§ **Task directions**
Each record, minus any picture, should be returned exactly as written.

Records from a collection
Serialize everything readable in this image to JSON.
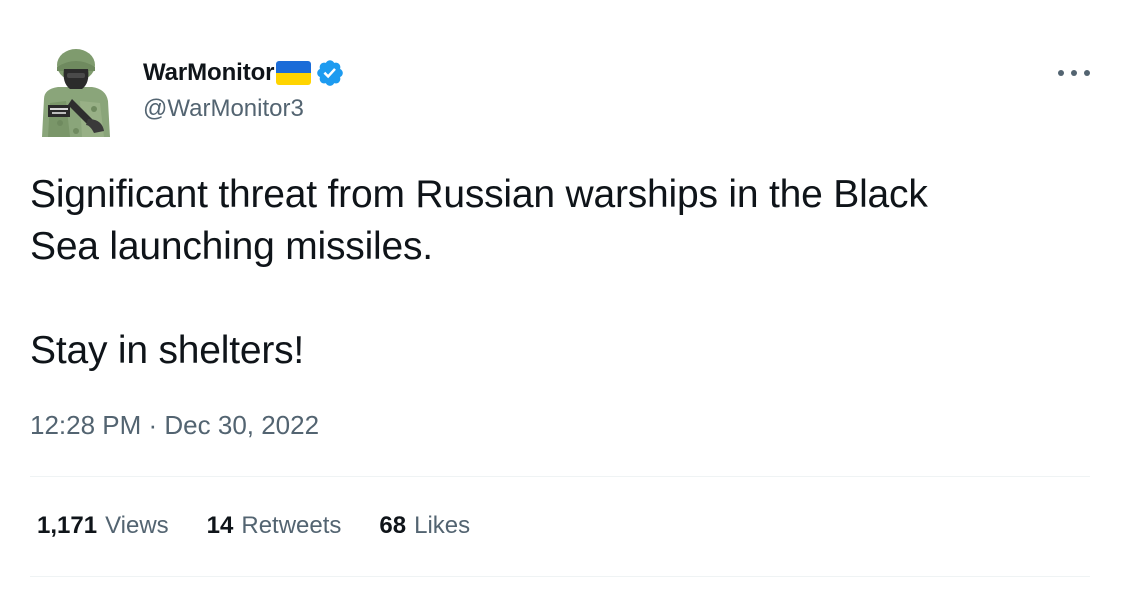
{
  "author": {
    "display_name": "WarMonitor",
    "handle": "@WarMonitor3",
    "verified": true,
    "flag": "ukraine-flag",
    "avatar_icon": "soldier-avatar"
  },
  "tweet": {
    "text": "Significant threat from Russian warships in the Black\nSea launching missiles.\n\nStay in shelters!",
    "timestamp": "12:28 PM · Dec 30, 2022"
  },
  "stats": {
    "views_count": "1,171",
    "views_label": "Views",
    "retweets_count": "14",
    "retweets_label": "Retweets",
    "likes_count": "68",
    "likes_label": "Likes"
  },
  "colors": {
    "text_primary": "#0f1419",
    "text_secondary": "#536471",
    "verified_blue": "#1d9bf0",
    "divider": "#eff3f4",
    "flag_blue": "#1b6cd8",
    "flag_yellow": "#ffd400"
  }
}
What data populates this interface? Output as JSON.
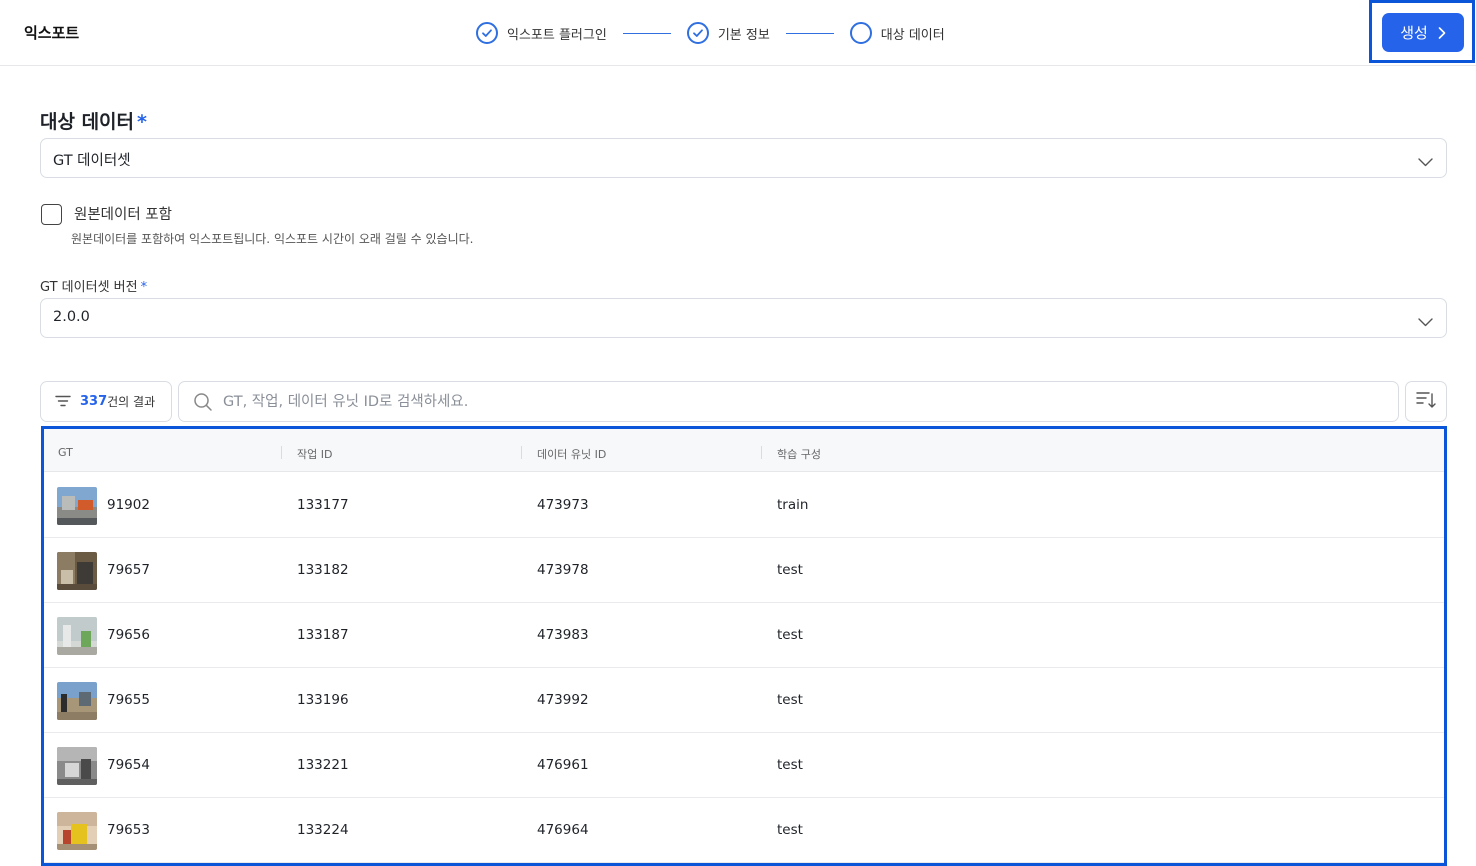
{
  "header": {
    "title": "익스포트",
    "steps": [
      {
        "label": "익스포트 플러그인",
        "status": "done"
      },
      {
        "label": "기본 정보",
        "status": "done"
      },
      {
        "label": "대상 데이터",
        "status": "current"
      }
    ],
    "create_label": "생성"
  },
  "form": {
    "section_title": "대상 데이터",
    "required_mark": "*",
    "dataset_select": {
      "value": "GT 데이터셋"
    },
    "include_original": {
      "label": "원본데이터 포함",
      "help": "원본데이터를 포함하여 익스포트됩니다. 익스포트 시간이 오래 걸릴 수 있습니다.",
      "checked": false
    },
    "version_label": "GT 데이터셋 버전",
    "version_select": {
      "value": "2.0.0"
    }
  },
  "results": {
    "count": "337",
    "suffix": "건의 결과",
    "search_placeholder": "GT, 작업, 데이터 유닛 ID로 검색하세요."
  },
  "table": {
    "headers": [
      "GT",
      "작업 ID",
      "데이터 유닛 ID",
      "학습 구성"
    ],
    "rows": [
      {
        "gt": "91902",
        "task_id": "133177",
        "unit_id": "473973",
        "split": "train"
      },
      {
        "gt": "79657",
        "task_id": "133182",
        "unit_id": "473978",
        "split": "test"
      },
      {
        "gt": "79656",
        "task_id": "133187",
        "unit_id": "473983",
        "split": "test"
      },
      {
        "gt": "79655",
        "task_id": "133196",
        "unit_id": "473992",
        "split": "test"
      },
      {
        "gt": "79654",
        "task_id": "133221",
        "unit_id": "476961",
        "split": "test"
      },
      {
        "gt": "79653",
        "task_id": "133224",
        "unit_id": "476964",
        "split": "test"
      }
    ]
  },
  "colors": {
    "accent": "#2563eb",
    "highlight": "#0b55d9"
  },
  "icons": {
    "step_done": "check-circle-icon",
    "step_current": "circle-icon",
    "filter": "filter-lines-icon",
    "search": "search-icon",
    "sort": "sort-icon",
    "chevron": "chevron-down-icon"
  }
}
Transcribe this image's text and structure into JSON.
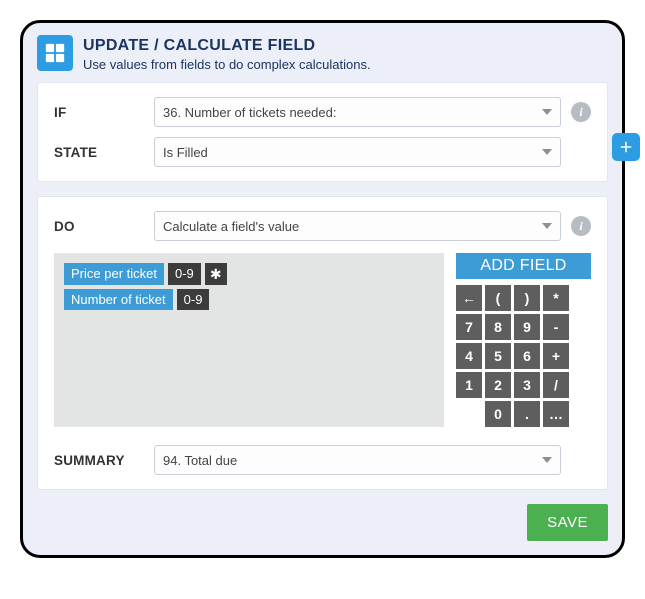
{
  "header": {
    "title": "UPDATE / CALCULATE FIELD",
    "subtitle": "Use values from fields to do complex calculations."
  },
  "condition": {
    "if_label": "IF",
    "if_value": "36. Number of tickets needed:",
    "state_label": "STATE",
    "state_value": "Is Filled"
  },
  "action": {
    "do_label": "DO",
    "do_value": "Calculate a field's value",
    "tokens": [
      {
        "field": "Price per ticket",
        "type": "0-9",
        "op": "*"
      },
      {
        "field": "Number of ticket",
        "type": "0-9"
      }
    ],
    "add_field_label": "ADD FIELD",
    "keypad": [
      "←",
      "(",
      ")",
      "*",
      "7",
      "8",
      "9",
      "-",
      "4",
      "5",
      "6",
      "+",
      "1",
      "2",
      "3",
      "/",
      "",
      "0",
      ".",
      "…"
    ],
    "summary_label": "SUMMARY",
    "summary_value": "94. Total due"
  },
  "footer": {
    "save_label": "SAVE"
  }
}
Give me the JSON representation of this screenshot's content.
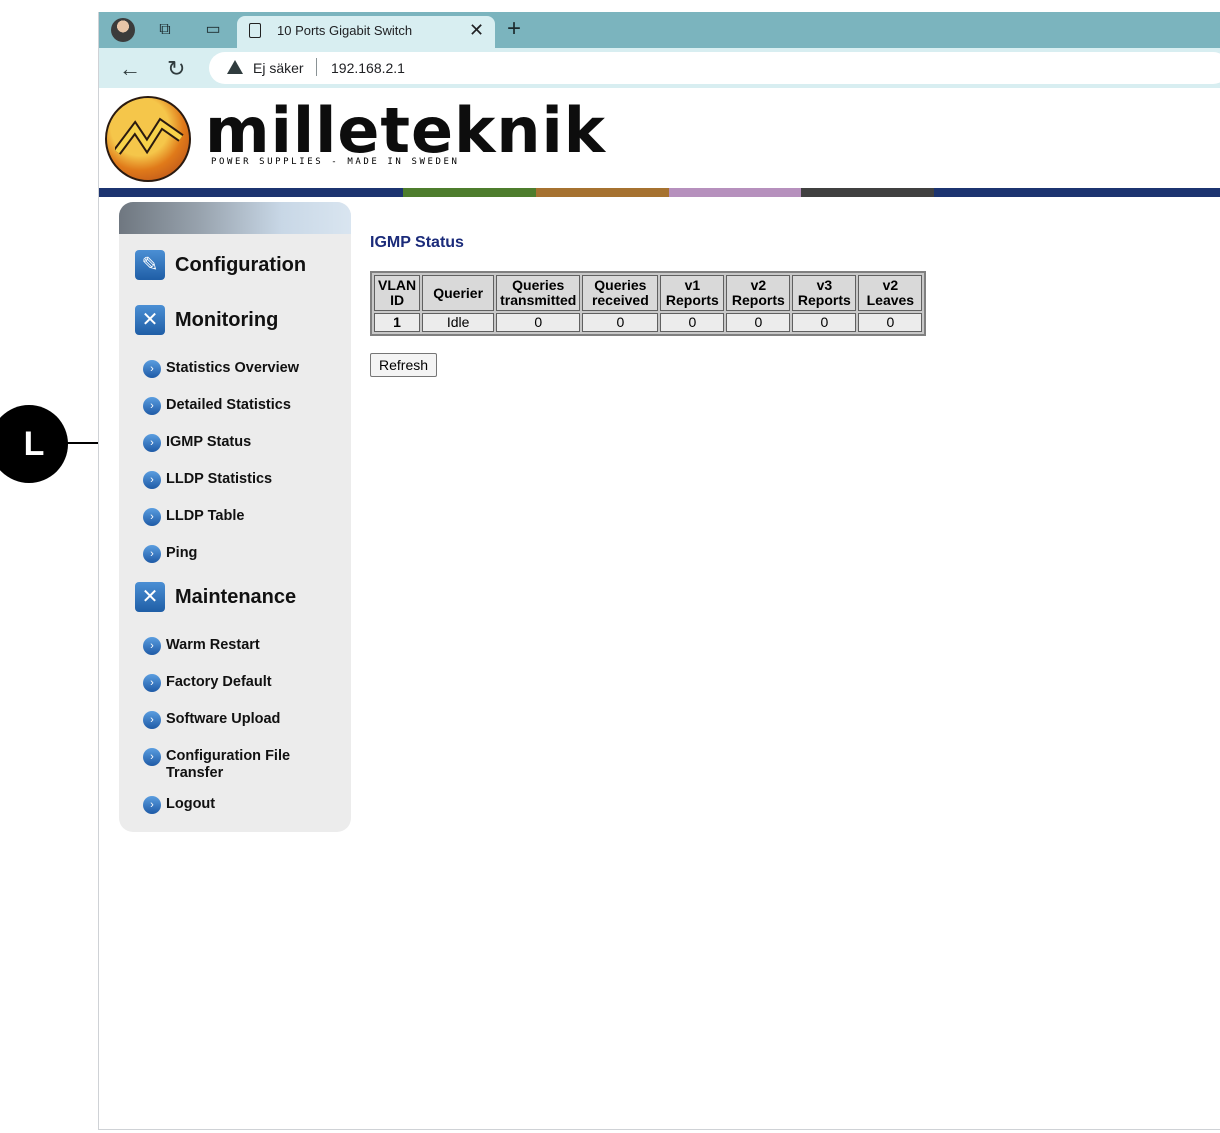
{
  "callout": {
    "label": "L"
  },
  "browser": {
    "tab_title": "10 Ports Gigabit Switch",
    "security_label": "Ej säker",
    "url": "192.168.2.1"
  },
  "logo": {
    "name": "milleteknik",
    "tagline": "POWER SUPPLIES - MADE IN SWEDEN"
  },
  "colorbar": [
    "#1c3470",
    "#4e7d2d",
    "#a67230",
    "#b690bd",
    "#404040",
    "#1c3470"
  ],
  "sidebar": {
    "sections": [
      {
        "label": "Configuration",
        "icon": "configuration-icon"
      },
      {
        "label": "Monitoring",
        "icon": "tools-icon"
      },
      {
        "label": "Maintenance",
        "icon": "tools-icon"
      }
    ],
    "monitoring_items": [
      "Statistics Overview",
      "Detailed Statistics",
      "IGMP Status",
      "LLDP Statistics",
      "LLDP Table",
      "Ping"
    ],
    "maintenance_items": [
      "Warm Restart",
      "Factory Default",
      "Software Upload",
      "Configuration File Transfer",
      "Logout"
    ]
  },
  "main": {
    "title": "IGMP Status",
    "table": {
      "headers": [
        "VLAN ID",
        "Querier",
        "Queries transmitted",
        "Queries received",
        "v1 Reports",
        "v2 Reports",
        "v3 Reports",
        "v2 Leaves"
      ],
      "rows": [
        [
          "1",
          "Idle",
          "0",
          "0",
          "0",
          "0",
          "0",
          "0"
        ]
      ]
    },
    "refresh_label": "Refresh"
  }
}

§ **Exercise response**
Serialize everything readable in this image to JSON.
{
  "author": {
    "display_name": "WarMonitor",
    "handle": "@WarMonitor3",
    "verified": true,
    "flag": "ukraine-flag",
    "avatar_icon": "soldier-avatar"
  },
  "tweet": {
    "text": "Significant threat from Russian warships in the Black\nSea launching missiles.\n\nStay in shelters!",
    "timestamp": "12:28 PM · Dec 30, 2022"
  },
  "stats": {
    "views_count": "1,171",
    "views_label": "Views",
    "retweets_count": "14",
    "retweets_label": "Retweets",
    "likes_count": "68",
    "likes_label": "Likes"
  },
  "colors": {
    "text_primary": "#0f1419",
    "text_secondary": "#536471",
    "verified_blue": "#1d9bf0",
    "divider": "#eff3f4",
    "flag_blue": "#1b6cd8",
    "flag_yellow": "#ffd400"
  }
}
What data populates this interface? Output as JSON.
{
  "header": {
    "title": "익스포트",
    "steps": [
      {
        "label": "익스포트 플러그인",
        "status": "done"
      },
      {
        "label": "기본 정보",
        "status": "done"
      },
      {
        "label": "대상 데이터",
        "status": "current"
      }
    ],
    "create_label": "생성"
  },
  "form": {
    "section_title": "대상 데이터",
    "required_mark": "*",
    "dataset_select": {
      "value": "GT 데이터셋"
    },
    "include_original": {
      "label": "원본데이터 포함",
      "help": "원본데이터를 포함하여 익스포트됩니다. 익스포트 시간이 오래 걸릴 수 있습니다.",
      "checked": false
    },
    "version_label": "GT 데이터셋 버전",
    "version_select": {
      "value": "2.0.0"
    }
  },
  "results": {
    "count": "337",
    "suffix": "건의 결과",
    "search_placeholder": "GT, 작업, 데이터 유닛 ID로 검색하세요."
  },
  "table": {
    "headers": [
      "GT",
      "작업 ID",
      "데이터 유닛 ID",
      "학습 구성"
    ],
    "rows": [
      {
        "gt": "91902",
        "task_id": "133177",
        "unit_id": "473973",
        "split": "train"
      },
      {
        "gt": "79657",
        "task_id": "133182",
        "unit_id": "473978",
        "split": "test"
      },
      {
        "gt": "79656",
        "task_id": "133187",
        "unit_id": "473983",
        "split": "test"
      },
      {
        "gt": "79655",
        "task_id": "133196",
        "unit_id": "473992",
        "split": "test"
      },
      {
        "gt": "79654",
        "task_id": "133221",
        "unit_id": "476961",
        "split": "test"
      },
      {
        "gt": "79653",
        "task_id": "133224",
        "unit_id": "476964",
        "split": "test"
      }
    ]
  },
  "colors": {
    "accent": "#2563eb",
    "highlight": "#0b55d9"
  },
  "icons": {
    "step_done": "check-circle-icon",
    "step_current": "circle-icon",
    "filter": "filter-lines-icon",
    "search": "search-icon",
    "sort": "sort-icon",
    "chevron": "chevron-down-icon"
  }
}
Transcribe this image's text and structure into JSON.
{
  "header": {
    "title": "UPDATE / CALCULATE FIELD",
    "subtitle": "Use values from fields to do complex calculations."
  },
  "condition": {
    "if_label": "IF",
    "if_value": "36. Number of tickets needed:",
    "state_label": "STATE",
    "state_value": "Is Filled"
  },
  "action": {
    "do_label": "DO",
    "do_value": "Calculate a field's value",
    "tokens": [
      {
        "field": "Price per ticket",
        "type": "0-9",
        "op": "*"
      },
      {
        "field": "Number of ticket",
        "type": "0-9"
      }
    ],
    "add_field_label": "ADD FIELD",
    "keypad": [
      "←",
      "(",
      ")",
      "*",
      "7",
      "8",
      "9",
      "-",
      "4",
      "5",
      "6",
      "+",
      "1",
      "2",
      "3",
      "/",
      "",
      "0",
      ".",
      "…"
    ],
    "summary_label": "SUMMARY",
    "summary_value": "94. Total due"
  },
  "footer": {
    "save_label": "SAVE"
  }
}
Give me the JSON representation of this screenshot's content.
{
  "callout": {
    "label": "L"
  },
  "browser": {
    "tab_title": "10 Ports Gigabit Switch",
    "security_label": "Ej säker",
    "url": "192.168.2.1"
  },
  "logo": {
    "name": "milleteknik",
    "tagline": "POWER SUPPLIES - MADE IN SWEDEN"
  },
  "colorbar": [
    "#1c3470",
    "#4e7d2d",
    "#a67230",
    "#b690bd",
    "#404040",
    "#1c3470"
  ],
  "sidebar": {
    "sections": [
      {
        "label": "Configuration",
        "icon": "configuration-icon"
      },
      {
        "label": "Monitoring",
        "icon": "tools-icon"
      },
      {
        "label": "Maintenance",
        "icon": "tools-icon"
      }
    ],
    "monitoring_items": [
      "Statistics Overview",
      "Detailed Statistics",
      "IGMP Status",
      "LLDP Statistics",
      "LLDP Table",
      "Ping"
    ],
    "maintenance_items": [
      "Warm Restart",
      "Factory Default",
      "Software Upload",
      "Configuration File Transfer",
      "Logout"
    ]
  },
  "main": {
    "title": "IGMP Status",
    "table": {
      "headers": [
        "VLAN ID",
        "Querier",
        "Queries transmitted",
        "Queries received",
        "v1 Reports",
        "v2 Reports",
        "v3 Reports",
        "v2 Leaves"
      ],
      "rows": [
        [
          "1",
          "Idle",
          "0",
          "0",
          "0",
          "0",
          "0",
          "0"
        ]
      ]
    },
    "refresh_label": "Refresh"
  }
}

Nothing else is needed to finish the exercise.